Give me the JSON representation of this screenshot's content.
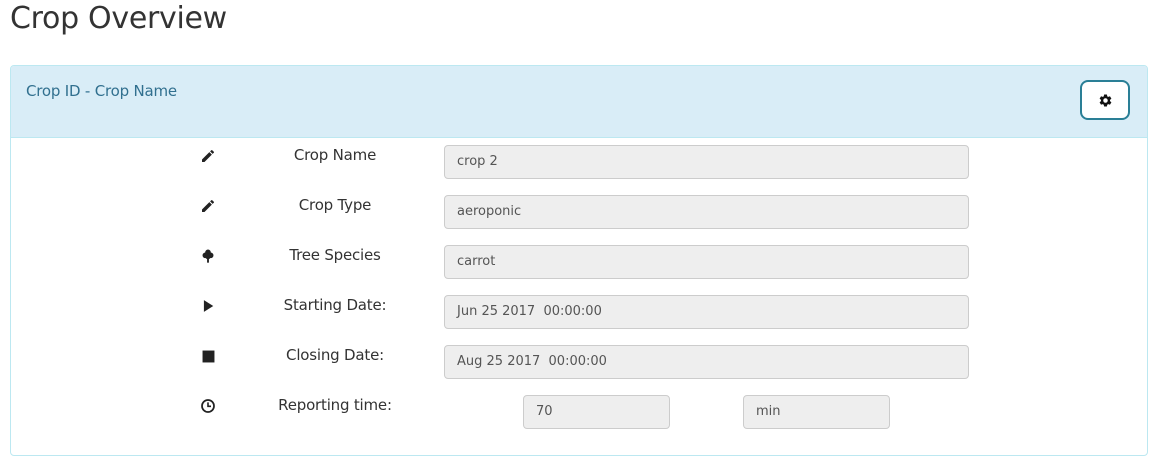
{
  "page": {
    "title": "Crop Overview"
  },
  "panel": {
    "title": "Crop ID - Crop Name",
    "settings_icon": "gear-icon"
  },
  "fields": {
    "crop_name": {
      "label": "Crop Name",
      "value": "crop 2",
      "icon": "pencil-icon"
    },
    "crop_type": {
      "label": "Crop Type",
      "value": "aeroponic",
      "icon": "pencil-icon"
    },
    "tree_species": {
      "label": "Tree Species",
      "value": "carrot",
      "icon": "tree-icon"
    },
    "starting_date": {
      "label": "Starting Date:",
      "value": "Jun 25 2017  00:00:00",
      "icon": "play-icon"
    },
    "closing_date": {
      "label": "Closing Date:",
      "value": "Aug 25 2017  00:00:00",
      "icon": "stop-icon"
    },
    "reporting_time": {
      "label": "Reporting time:",
      "value": "70",
      "unit": "min",
      "icon": "clock-icon"
    }
  },
  "colors": {
    "panel_heading_bg": "#d9edf7",
    "panel_border": "#bce8f1",
    "panel_title": "#31708f",
    "field_bg": "#eeeeee",
    "button_border": "#2a7f96"
  }
}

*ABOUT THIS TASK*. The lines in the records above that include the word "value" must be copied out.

*EXPECTED ANSWER*.
      "value": "crop 2",
      "value": "aeroponic",
      "value": "carrot",
      "value": "Jun 25 2017  00:00:00",
      "value": "Aug 25 2017  00:00:00",
      "value": "70",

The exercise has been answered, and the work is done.